■ **Exercise aim**
Search the data for "this". Return each matching line.

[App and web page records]
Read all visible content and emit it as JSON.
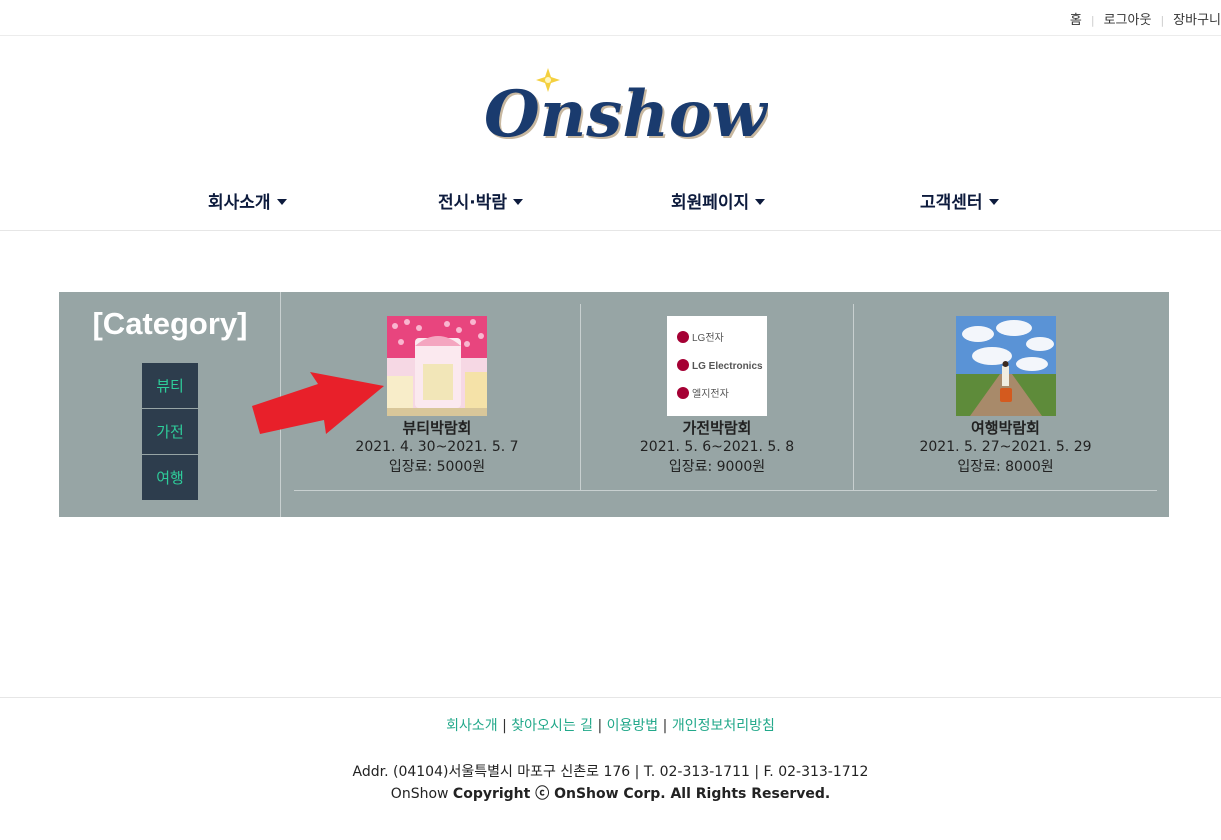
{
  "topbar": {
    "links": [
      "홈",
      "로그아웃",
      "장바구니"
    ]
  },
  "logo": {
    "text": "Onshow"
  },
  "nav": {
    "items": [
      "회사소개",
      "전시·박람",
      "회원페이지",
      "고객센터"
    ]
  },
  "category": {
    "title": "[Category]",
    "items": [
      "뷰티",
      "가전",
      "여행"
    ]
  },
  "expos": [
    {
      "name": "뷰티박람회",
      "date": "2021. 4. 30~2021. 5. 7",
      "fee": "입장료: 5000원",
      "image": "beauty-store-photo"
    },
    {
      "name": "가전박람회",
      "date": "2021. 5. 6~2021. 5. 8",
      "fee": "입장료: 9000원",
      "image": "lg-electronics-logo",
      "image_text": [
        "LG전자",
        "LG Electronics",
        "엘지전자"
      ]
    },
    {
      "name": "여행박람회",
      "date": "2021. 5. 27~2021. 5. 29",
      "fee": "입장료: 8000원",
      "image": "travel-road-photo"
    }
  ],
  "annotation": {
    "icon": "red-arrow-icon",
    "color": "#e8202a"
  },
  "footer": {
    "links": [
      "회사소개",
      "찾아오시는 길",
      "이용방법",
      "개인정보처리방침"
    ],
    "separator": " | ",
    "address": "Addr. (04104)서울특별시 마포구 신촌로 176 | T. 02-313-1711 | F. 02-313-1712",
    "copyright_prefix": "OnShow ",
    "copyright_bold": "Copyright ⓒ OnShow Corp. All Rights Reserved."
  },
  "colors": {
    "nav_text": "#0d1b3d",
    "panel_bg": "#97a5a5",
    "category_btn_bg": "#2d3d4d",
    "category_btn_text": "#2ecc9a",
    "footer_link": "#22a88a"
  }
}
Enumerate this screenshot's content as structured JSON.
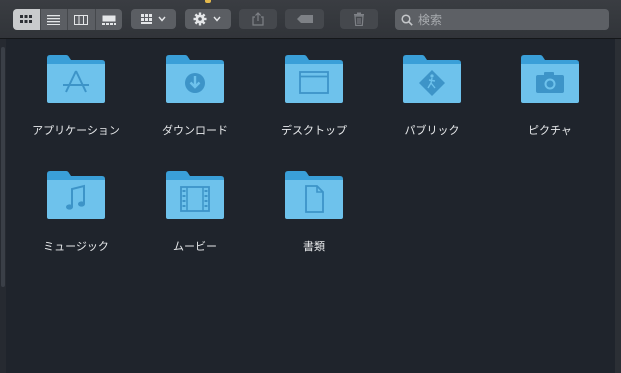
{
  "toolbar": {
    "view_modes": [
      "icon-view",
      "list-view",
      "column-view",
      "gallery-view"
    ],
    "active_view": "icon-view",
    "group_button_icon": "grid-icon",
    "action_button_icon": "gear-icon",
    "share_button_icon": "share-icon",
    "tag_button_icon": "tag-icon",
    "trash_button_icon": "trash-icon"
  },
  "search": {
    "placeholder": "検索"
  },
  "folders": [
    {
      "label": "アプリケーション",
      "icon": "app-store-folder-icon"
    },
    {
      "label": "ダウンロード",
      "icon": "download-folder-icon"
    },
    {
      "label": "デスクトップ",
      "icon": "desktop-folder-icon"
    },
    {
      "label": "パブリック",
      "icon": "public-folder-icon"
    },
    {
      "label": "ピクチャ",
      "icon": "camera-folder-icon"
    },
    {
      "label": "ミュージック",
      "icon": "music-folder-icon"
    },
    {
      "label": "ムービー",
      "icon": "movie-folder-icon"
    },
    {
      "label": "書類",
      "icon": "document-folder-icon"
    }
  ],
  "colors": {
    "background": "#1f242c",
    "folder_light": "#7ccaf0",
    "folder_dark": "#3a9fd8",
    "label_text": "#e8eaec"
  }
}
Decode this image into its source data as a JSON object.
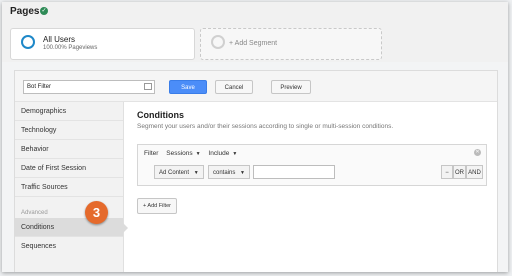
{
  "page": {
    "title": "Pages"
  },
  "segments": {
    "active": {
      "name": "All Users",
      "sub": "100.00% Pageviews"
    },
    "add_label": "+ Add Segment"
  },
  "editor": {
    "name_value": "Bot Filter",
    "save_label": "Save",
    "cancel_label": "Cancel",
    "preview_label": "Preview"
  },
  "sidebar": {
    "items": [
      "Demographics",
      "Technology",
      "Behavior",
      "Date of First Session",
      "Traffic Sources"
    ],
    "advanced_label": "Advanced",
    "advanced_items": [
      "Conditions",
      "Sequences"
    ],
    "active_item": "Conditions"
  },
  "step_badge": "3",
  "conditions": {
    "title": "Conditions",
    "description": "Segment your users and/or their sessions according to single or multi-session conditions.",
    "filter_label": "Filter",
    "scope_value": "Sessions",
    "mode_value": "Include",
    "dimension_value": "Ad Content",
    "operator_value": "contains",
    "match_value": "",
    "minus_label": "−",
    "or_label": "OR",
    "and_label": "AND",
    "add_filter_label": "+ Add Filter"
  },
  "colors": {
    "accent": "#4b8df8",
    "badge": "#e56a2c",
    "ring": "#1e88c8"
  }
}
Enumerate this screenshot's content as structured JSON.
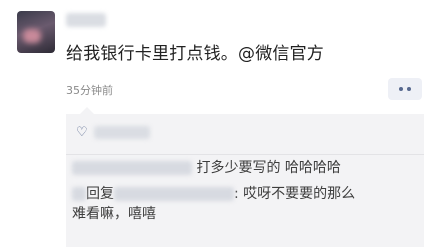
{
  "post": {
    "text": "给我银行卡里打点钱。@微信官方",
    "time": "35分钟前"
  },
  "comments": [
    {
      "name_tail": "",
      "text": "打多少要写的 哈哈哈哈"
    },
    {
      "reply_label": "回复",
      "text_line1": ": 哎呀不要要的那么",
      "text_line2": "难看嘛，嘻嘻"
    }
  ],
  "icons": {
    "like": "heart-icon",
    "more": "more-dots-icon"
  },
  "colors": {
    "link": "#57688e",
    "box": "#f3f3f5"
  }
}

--

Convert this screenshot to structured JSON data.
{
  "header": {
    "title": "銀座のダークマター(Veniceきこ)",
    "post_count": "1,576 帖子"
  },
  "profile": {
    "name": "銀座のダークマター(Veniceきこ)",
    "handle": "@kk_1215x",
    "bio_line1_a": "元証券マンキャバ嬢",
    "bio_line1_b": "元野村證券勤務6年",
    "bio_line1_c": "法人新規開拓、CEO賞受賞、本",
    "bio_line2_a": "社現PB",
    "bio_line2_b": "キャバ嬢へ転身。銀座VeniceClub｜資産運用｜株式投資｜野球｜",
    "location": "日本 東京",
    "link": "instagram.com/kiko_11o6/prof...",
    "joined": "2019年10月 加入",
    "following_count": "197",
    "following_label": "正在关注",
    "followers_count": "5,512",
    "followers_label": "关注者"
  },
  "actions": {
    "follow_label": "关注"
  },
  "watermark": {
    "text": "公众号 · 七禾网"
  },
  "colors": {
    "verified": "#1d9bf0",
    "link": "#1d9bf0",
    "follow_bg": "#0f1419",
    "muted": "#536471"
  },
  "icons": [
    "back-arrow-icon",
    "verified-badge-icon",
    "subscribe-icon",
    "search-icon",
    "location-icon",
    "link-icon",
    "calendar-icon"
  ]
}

■ **Result below**
Enumerate this screenshot's content as structured JSON.
Decode this image into its source data as a JSON object.
Enumerate this screenshot's content as structured JSON.
Convert this screenshot to structured JSON data.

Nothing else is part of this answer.